**DATA EXTRACT:**
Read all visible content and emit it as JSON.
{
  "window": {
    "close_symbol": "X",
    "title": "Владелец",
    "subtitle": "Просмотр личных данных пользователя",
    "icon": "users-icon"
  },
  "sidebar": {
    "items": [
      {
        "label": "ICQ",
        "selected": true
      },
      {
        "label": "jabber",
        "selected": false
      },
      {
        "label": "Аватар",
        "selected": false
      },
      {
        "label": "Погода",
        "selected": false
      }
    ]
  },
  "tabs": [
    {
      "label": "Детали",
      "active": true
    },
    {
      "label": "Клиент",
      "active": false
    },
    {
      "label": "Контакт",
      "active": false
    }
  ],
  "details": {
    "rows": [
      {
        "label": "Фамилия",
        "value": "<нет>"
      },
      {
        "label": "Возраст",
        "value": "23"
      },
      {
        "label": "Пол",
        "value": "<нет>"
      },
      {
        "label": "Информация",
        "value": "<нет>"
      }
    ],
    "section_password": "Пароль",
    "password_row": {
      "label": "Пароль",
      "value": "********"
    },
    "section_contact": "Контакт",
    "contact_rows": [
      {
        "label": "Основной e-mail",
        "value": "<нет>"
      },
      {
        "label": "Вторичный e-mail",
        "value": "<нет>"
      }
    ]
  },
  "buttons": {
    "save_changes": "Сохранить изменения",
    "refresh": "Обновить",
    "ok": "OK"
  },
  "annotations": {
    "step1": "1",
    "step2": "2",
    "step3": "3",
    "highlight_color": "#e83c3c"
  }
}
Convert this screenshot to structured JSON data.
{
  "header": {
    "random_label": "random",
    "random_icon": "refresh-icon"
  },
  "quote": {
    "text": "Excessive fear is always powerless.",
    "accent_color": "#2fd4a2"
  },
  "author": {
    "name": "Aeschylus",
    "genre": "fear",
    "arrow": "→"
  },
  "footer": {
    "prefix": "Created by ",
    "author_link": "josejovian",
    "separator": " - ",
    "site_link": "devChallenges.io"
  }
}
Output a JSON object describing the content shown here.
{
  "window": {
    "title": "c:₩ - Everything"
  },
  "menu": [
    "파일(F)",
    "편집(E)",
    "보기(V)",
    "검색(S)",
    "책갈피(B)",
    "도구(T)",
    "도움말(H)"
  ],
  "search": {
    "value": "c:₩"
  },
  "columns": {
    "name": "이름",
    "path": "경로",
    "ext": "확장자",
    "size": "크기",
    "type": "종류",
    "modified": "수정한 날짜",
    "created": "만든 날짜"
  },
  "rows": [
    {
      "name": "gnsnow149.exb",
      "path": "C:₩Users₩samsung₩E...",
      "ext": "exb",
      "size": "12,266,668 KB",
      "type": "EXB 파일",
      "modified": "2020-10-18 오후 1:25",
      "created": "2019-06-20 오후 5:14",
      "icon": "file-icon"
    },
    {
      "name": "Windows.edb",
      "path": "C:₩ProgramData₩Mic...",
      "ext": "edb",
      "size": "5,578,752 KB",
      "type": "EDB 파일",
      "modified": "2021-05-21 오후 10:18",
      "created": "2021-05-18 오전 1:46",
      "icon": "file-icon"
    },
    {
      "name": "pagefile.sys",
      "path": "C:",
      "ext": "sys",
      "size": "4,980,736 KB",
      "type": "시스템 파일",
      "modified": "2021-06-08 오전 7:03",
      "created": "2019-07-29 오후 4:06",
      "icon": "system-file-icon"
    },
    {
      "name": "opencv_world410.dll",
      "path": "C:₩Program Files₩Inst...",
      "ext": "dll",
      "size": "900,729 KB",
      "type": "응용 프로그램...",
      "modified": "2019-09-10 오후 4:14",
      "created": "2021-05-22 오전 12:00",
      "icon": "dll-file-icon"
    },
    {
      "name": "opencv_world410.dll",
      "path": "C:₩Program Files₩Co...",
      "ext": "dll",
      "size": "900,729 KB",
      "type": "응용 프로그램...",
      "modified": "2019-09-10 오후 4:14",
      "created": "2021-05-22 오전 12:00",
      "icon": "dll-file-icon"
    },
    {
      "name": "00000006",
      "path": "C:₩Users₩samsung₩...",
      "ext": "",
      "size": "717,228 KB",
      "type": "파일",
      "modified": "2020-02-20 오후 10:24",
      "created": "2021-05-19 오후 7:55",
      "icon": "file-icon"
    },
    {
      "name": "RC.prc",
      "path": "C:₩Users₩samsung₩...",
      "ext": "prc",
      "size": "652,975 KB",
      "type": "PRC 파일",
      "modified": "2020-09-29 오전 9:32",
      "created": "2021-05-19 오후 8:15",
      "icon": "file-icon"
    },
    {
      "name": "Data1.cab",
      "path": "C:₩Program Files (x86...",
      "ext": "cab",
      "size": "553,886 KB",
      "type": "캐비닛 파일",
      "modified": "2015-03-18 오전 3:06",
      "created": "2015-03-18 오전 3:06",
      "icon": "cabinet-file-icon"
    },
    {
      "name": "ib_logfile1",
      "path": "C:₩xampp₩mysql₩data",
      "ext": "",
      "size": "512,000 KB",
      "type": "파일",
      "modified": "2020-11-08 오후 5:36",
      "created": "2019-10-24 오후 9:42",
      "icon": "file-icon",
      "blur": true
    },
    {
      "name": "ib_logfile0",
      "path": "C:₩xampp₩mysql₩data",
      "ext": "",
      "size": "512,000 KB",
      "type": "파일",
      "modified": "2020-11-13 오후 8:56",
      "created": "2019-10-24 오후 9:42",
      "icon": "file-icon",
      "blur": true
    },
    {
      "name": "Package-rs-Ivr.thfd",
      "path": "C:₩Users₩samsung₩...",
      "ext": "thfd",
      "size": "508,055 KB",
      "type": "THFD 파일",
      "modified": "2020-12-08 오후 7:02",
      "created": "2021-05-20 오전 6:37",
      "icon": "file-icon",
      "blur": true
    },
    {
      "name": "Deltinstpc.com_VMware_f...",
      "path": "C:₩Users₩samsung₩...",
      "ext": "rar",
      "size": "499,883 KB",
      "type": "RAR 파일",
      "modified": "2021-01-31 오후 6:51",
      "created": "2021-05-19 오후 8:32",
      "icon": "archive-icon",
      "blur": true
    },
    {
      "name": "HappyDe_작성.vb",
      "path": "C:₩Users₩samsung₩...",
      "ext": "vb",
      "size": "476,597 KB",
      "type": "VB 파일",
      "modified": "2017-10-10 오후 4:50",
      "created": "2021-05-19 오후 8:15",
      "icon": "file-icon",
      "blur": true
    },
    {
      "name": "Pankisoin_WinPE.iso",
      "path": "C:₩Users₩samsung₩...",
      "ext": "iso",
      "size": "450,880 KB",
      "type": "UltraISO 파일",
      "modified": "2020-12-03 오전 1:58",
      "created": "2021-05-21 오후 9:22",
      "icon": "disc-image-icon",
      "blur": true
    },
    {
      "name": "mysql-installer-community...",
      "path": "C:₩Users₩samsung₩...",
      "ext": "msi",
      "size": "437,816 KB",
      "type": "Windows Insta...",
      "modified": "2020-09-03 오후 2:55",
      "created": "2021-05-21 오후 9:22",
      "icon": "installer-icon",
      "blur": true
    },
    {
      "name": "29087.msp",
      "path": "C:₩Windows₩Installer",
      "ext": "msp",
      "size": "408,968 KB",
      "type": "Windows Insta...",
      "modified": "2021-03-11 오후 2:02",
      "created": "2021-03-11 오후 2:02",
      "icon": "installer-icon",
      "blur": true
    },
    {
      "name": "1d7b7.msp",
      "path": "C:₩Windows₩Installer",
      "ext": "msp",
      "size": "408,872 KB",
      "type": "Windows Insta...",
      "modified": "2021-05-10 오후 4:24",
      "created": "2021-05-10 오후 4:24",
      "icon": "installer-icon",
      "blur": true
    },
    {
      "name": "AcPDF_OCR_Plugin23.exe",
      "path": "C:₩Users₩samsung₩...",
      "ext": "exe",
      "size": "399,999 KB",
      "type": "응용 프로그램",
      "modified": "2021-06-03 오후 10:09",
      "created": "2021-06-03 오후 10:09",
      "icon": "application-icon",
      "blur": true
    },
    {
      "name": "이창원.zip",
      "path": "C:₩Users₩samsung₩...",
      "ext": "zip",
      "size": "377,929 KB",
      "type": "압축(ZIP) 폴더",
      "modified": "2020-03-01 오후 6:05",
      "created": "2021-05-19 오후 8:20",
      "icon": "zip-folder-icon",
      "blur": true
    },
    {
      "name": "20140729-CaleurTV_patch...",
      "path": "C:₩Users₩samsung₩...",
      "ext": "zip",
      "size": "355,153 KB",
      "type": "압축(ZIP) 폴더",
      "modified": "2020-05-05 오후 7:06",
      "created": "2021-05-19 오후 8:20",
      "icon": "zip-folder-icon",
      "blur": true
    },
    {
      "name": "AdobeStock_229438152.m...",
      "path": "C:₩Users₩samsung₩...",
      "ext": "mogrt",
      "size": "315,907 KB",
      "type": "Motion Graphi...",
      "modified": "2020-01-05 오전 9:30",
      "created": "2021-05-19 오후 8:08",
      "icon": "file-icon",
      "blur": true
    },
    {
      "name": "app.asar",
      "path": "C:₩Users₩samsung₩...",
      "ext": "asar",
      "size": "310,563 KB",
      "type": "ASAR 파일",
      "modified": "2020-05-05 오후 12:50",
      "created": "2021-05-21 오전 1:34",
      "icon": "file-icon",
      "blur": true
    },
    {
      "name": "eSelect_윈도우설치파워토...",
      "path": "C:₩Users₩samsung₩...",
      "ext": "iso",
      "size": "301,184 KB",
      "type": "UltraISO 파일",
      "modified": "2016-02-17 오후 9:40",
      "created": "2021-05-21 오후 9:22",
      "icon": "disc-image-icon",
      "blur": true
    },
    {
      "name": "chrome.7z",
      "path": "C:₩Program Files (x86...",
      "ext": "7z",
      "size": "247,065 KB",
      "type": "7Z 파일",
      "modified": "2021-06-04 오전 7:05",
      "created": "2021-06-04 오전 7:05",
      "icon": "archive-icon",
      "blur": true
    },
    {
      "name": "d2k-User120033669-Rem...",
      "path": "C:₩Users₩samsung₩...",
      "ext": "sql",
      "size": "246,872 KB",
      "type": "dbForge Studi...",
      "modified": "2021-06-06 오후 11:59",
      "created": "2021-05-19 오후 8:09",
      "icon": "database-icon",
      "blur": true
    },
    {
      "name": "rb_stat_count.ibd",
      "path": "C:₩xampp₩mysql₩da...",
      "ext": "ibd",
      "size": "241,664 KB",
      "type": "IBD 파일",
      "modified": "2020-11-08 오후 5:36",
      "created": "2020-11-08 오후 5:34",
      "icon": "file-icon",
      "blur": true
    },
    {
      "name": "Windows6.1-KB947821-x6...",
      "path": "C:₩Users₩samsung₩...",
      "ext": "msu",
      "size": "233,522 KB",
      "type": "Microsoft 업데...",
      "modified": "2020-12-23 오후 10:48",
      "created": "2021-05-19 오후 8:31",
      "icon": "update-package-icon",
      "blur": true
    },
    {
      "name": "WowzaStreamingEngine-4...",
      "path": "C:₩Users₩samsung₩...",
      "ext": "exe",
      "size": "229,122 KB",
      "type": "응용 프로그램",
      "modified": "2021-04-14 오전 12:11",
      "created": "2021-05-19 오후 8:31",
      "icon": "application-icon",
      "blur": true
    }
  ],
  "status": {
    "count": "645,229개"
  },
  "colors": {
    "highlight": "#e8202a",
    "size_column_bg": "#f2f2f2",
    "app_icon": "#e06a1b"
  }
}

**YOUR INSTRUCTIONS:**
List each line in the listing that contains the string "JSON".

**SOLUTION TO THIS TASK:**
Read all visible content and emit it as JSON.
Convert this screenshot to structured JSON data.
Output a JSON object describing the content shown here.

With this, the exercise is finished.